Be sure to view a great image of a skull with a broken pot, and a perhaps unintentionally funny photograph of two ladies gingerly holding a critter skull. The search results look very much like the browse results, with thumbnails, creation date, etc.
Once you’ve explored the collections, be sure to go back and check out the museum’s site itself, which contains an O’Keeffe biography, overviews of her art and the houses in which she lived, and of course information on the museum’s hours, collections, research, and everything else you might expect.
I enjoyed browsing these databases. There was enough here that you could do a lot of exploring (and the zooming ability is terrific!) but not so much that you feel overwhelmed or like you can’t find anything familiar. Recommended.
It’s Monday! Last week was Easter and April Fools’ Day, so as you might imagine not much news — real news, anyway — was coming up at the end of the week. And I don’t have an iPad to unbox, so I’ll look back into my queue to see some things I haven’t covered yet… maybe something a little unusual since it’s a Monday. Ah! I have it… the Paint by Numbers Museum at http://paintbynumbermuseum.com/
I wasn’t aware that Paint by Number kits had such a long and specific history. This site steps you through a lot of it. It’s laid out like a museum; when you get to the front page you have the option to go straight to a search engine, to a couple of major exhibits, or to the “Lobby.” The lobby points you toward all the exhibits, the search engine again, and the “Library” (which is a categorized link list.)
I normally go straight to the search but I recommend visiting the exhibits and galleries first — here you can get a history of paint by numbers, a biography of the man who started it all, other notable people in the world of paint by numbers, and galleries of specific artist work.
Now, to be honest, I didn’t expect much. What I remembered of paint by numbers is that they were crude and not very artistic and in short pure cheese. But these were quite good, very artistic. The exhibits have thumbnail images of completed artworks with larger image views for each one, along with a little bit more detail. (Some of the pictures themselves had crazy amounts of detail.) No wonder paint by numbers ended up as an exhibit at the Smithsonian.

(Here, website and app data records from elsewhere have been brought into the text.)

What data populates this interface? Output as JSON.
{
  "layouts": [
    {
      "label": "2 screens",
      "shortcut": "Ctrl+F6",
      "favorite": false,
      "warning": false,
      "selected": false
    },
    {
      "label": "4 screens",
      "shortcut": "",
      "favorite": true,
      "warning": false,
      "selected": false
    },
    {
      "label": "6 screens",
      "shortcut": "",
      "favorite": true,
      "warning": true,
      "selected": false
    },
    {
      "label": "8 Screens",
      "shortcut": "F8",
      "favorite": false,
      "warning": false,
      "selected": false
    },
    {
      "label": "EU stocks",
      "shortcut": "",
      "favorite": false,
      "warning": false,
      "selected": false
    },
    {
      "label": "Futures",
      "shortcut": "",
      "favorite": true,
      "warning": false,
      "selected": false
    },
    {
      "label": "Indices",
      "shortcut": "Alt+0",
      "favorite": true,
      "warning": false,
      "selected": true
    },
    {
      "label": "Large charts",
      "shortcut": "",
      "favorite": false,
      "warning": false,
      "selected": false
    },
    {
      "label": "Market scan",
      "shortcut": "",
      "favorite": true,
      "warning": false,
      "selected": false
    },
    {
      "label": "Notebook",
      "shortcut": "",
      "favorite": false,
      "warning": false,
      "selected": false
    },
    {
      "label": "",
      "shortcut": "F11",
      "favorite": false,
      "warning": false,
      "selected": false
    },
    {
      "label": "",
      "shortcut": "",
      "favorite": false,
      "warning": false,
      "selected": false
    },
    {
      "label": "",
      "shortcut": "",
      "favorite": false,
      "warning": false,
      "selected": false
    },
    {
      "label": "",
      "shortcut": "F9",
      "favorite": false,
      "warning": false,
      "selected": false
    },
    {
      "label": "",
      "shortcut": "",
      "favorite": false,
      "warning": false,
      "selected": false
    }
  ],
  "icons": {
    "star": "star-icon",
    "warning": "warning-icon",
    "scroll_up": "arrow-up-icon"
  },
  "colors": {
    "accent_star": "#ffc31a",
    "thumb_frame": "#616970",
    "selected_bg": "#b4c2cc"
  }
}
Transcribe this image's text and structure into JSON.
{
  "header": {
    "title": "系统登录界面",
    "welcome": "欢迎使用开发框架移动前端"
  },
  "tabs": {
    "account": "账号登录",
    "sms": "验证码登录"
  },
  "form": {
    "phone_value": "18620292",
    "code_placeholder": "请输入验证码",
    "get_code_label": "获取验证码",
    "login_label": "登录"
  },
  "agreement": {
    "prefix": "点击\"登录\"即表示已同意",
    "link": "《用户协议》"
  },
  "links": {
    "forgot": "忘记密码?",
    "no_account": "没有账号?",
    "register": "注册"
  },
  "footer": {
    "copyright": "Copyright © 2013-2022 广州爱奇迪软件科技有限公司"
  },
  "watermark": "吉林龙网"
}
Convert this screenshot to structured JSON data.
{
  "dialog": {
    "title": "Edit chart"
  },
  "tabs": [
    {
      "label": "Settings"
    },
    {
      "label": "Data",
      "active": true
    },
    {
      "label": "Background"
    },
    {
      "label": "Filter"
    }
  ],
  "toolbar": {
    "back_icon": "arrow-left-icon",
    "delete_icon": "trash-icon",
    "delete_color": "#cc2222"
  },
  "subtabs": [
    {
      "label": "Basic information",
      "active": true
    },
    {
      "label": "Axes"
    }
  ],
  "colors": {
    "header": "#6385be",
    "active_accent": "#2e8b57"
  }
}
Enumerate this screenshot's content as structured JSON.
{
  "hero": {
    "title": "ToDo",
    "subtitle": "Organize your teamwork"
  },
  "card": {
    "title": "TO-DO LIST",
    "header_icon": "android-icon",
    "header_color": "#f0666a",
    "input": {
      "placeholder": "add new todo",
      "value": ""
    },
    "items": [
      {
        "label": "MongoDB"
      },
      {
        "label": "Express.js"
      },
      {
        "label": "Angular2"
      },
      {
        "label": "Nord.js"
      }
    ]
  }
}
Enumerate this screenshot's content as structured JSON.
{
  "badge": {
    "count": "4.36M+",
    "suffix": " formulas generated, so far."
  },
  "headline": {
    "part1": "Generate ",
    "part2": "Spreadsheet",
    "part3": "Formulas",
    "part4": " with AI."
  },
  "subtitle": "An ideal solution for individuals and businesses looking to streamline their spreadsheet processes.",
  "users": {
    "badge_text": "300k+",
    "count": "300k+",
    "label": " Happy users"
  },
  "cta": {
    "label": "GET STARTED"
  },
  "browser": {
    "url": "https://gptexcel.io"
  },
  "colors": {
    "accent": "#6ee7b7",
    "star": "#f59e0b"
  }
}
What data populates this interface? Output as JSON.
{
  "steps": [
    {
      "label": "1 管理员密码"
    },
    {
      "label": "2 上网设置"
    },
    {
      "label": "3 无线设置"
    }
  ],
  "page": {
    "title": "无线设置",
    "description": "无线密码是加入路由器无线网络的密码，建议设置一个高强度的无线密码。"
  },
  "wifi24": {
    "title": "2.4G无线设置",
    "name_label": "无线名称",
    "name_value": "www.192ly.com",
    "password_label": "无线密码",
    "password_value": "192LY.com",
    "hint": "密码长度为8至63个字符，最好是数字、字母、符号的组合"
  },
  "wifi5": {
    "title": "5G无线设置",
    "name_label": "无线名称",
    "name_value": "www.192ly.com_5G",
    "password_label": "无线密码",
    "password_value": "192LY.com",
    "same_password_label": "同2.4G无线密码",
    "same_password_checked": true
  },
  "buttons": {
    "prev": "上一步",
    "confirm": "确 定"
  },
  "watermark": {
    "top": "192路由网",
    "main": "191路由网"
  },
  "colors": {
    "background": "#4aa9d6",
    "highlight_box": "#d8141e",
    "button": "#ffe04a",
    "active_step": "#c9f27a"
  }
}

If you would rather search than browse, the search engine lets you search by keyword, title, or kit series (there are additional tabs that let you search catalogs and kits.) A blank search nets you over *1200* results so there’s a lot to see here. A search for Paris found sixty results, and a search for dance found over 160. Results have thumbnails and clicking on them takes you to the information page; unfortunately not all the images are equally good (I was confused at getting a black-and-white picture in one of my search results, only to find that was the only image available.
One of the more eye-opening sites I’ve looked at in a while, put together by someone who clearly knows (and loves!) the topic!
Hat tip to ResourceShelf to the pointer about a new resource from the National Library of Australia — the ability to search about 18,500 images from the Library’s collection by color.
You can try it yourself at http://ll04.nla.gov.au/ . It’s pretty simple; pick a color from the color grid on the left. (There’s a menu beneath it to more precisely specify the color for which you’re searching.) As soon as you pick the color you’ll get images from the Library’s collection. I picked a subdued yellow and got nine images which looked like drawings, paintings, and possibly a photograph.
You can click on an image and you’ll get an overlay window showing the image and what colors it has in it. But that’s all. You won’t get a larger image, you won’t get any more detail about the image, and as far as I can see you won’t even get a link to the original image in the archive.
So this is an interesting toy, possibly useful for designers who want to look at the way color is used — but it’s not a sideways tool for discovery in the National Library of Australia’s image collection.